Bryan Adams saves whale from hunters by acting as human shield while on holiday in Mustique

Adams even co-founded an organization in 2016 with the aim of preserving the natural beauty of the islands.


                            Bryan Adams saves whale from hunters by acting as human shield while on holiday in Mustique

He's a singer, songwriter, record producer, guitarist, photographer, philanthropist, and an all-together great human being. While Bryan Adams is legendary as one of the greatest musicians of all time, his recent actions to protect a helpless animal is only going to make you admire him more.

According to Searchlight, the 58-year-old Canadian rocker intervened and stopped the killing of a whale when he was visiting the Grenadines last week. Adams reportedly saw hunters going after the animal within the 1000-meter sea conservation zone around the private island of Mustique, which is home to the villas of several of the world's most rich and famous, and knew he had to do something.

Adams intervened to save a whale last week (Harry How/Getty Images)

"I was witness to a whaleboat and speed boats corralling a whale; several boats going around and hurting it. I saw it first-hand… and I got out on my paddleboard, and I was in between the whale and the whaler," he narrated. "I was there on a peaceful mission, it was a big sea, the moment may have been lost. But the whale was beside me for a moment and it was gone."

Adams said the whalers quickly left after Mustique's security boat came around to the scene and informed them they could not hunt whales within the 1000-meter sea conservation zone. The singer went on to rubbish social media reports which claimed firearms had been drawn during his confrontation with the whalers.

The singer, who happens to own a home on Mustique himself and is also a citizen of St. Vincent and the Grenadines, does not consider himself an outsider and made his opinions on whaling clear: he feels the country should move away from hunting and instead focus on whale watching and other forms of eco-tourism.

Adams co-founded the SVGEF in 2016 to preserve the natural beauty of the islands (Tim P. Whitby-WPA Pool/Getty Images)

Adams, along with English financier and environmentalist Ben Goldsmith, had also started the St. Vincent and the Grenadines Environment Fund (SVGEF) in 2016 with the aim of preserving the natural beauty of the islands. "My role is that of somebody who wants to make sure we protect it (SVG) for the future, for our children and children’s children," he told Searchlight.
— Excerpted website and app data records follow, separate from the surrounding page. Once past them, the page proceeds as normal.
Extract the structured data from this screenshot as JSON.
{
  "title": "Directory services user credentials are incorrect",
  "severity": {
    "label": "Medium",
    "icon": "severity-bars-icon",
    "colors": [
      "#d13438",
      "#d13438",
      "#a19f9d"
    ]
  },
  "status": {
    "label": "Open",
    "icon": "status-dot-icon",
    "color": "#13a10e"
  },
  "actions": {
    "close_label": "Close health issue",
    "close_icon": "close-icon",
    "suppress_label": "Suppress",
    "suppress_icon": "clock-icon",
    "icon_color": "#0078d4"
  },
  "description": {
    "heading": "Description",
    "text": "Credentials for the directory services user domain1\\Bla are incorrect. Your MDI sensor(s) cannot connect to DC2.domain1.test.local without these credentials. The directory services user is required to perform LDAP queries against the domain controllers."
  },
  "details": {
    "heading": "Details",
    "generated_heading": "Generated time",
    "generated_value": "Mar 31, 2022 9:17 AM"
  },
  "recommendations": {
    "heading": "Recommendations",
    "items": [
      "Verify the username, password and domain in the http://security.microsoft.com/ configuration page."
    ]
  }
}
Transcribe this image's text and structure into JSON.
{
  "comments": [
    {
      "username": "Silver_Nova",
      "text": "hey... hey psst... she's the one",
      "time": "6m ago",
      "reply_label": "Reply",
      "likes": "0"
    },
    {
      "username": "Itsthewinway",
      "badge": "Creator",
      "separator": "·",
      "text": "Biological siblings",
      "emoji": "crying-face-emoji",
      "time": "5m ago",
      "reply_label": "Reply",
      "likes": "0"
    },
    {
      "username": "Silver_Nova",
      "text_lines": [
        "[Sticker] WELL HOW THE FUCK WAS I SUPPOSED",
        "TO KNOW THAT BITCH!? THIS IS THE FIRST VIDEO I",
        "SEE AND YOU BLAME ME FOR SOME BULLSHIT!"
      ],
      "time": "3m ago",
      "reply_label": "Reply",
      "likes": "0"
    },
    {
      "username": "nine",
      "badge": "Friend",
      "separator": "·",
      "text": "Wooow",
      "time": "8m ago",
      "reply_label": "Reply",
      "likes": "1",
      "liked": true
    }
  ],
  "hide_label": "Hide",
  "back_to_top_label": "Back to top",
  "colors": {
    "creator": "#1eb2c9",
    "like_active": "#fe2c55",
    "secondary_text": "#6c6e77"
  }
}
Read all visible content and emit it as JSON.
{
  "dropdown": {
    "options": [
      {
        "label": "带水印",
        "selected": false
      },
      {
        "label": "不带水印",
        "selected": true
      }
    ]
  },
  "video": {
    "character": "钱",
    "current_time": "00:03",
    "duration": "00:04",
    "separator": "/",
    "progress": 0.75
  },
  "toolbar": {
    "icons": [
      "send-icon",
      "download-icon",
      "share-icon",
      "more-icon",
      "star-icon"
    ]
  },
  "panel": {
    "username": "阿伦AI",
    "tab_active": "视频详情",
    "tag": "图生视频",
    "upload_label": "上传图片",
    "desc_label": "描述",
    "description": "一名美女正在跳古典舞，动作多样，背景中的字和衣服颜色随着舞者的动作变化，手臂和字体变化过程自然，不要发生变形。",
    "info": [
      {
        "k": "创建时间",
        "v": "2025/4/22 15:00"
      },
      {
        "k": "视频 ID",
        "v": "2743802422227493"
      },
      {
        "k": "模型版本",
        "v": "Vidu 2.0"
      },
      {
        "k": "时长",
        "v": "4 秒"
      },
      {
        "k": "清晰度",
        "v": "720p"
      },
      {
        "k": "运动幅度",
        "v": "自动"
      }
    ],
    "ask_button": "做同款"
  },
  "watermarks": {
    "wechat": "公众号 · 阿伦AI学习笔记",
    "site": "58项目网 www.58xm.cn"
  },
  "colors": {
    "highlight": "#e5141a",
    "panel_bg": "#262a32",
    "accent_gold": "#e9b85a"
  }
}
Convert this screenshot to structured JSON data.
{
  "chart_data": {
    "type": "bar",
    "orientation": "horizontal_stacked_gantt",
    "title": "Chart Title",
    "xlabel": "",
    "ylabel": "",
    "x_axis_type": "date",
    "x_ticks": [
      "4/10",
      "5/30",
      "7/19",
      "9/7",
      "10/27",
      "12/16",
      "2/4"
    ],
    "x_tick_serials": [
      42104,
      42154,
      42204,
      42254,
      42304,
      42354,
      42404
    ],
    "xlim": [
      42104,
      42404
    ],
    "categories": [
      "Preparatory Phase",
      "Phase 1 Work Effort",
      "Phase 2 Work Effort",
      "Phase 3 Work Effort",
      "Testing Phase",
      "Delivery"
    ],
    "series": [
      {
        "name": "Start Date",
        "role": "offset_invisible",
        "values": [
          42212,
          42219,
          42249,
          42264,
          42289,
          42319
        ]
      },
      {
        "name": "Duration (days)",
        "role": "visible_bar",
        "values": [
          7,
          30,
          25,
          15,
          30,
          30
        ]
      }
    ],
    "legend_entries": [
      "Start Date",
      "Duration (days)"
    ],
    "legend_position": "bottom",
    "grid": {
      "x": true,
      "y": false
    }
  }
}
The 58-year-old said added that he feels the turtles, geckos, and birds also need to be protected. "I am not interested in damaging the country. I want people to come to SVG and see how beautiful the environment here is," he explained. "It is so broad and beautiful and rare… eco-tourism should be the focus of the future as it is a much more viable thing to be thinking of instead of whaling because tourists would be horrified if they see that going on."